TASK TO COMPLETE: Copy, from the entries below, each line in which the string "Financeiros" appears.

[Entries from a dataset of interfaces]
---*---

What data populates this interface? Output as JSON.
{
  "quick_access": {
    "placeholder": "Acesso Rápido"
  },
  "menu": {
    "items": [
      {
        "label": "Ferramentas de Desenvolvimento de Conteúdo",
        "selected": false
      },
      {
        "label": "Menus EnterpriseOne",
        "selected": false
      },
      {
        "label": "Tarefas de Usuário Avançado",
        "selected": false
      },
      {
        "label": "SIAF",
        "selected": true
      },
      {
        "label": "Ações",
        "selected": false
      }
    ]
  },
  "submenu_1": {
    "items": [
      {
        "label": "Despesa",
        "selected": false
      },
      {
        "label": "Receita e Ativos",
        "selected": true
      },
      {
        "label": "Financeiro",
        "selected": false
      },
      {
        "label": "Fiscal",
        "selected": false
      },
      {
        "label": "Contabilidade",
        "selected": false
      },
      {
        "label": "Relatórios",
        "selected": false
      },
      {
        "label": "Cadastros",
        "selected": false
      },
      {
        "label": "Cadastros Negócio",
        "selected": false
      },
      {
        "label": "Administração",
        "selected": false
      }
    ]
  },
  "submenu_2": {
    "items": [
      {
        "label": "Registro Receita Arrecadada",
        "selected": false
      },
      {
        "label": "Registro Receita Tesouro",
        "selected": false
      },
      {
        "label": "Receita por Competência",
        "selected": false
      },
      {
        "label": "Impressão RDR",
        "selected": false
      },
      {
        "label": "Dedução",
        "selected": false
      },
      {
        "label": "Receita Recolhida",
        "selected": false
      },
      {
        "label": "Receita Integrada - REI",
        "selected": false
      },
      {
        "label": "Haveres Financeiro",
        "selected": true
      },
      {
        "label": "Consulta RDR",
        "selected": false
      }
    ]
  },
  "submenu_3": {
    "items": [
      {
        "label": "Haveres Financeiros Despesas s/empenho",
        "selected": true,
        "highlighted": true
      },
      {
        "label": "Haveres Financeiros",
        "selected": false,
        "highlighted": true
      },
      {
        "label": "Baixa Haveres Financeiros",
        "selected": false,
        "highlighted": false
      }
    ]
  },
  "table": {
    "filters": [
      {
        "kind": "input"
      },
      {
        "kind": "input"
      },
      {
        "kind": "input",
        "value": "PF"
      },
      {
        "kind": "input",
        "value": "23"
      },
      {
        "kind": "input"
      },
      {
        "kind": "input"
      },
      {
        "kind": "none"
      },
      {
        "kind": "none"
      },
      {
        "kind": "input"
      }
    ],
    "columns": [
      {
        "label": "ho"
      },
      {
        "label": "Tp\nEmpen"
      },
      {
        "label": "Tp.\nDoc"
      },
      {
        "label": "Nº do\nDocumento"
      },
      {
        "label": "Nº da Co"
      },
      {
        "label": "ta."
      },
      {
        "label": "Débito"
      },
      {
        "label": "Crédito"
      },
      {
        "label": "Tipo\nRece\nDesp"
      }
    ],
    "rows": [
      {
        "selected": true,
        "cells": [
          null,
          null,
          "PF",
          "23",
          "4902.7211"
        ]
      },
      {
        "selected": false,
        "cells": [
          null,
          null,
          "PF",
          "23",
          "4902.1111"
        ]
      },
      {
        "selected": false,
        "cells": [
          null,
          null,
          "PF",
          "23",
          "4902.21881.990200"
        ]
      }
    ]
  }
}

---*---

TASK RESPONSE:
        "label": "Haveres Financeiros Despesas s/empenho",
        "label": "Haveres Financeiros",
        "label": "Baixa Haveres Financeiros",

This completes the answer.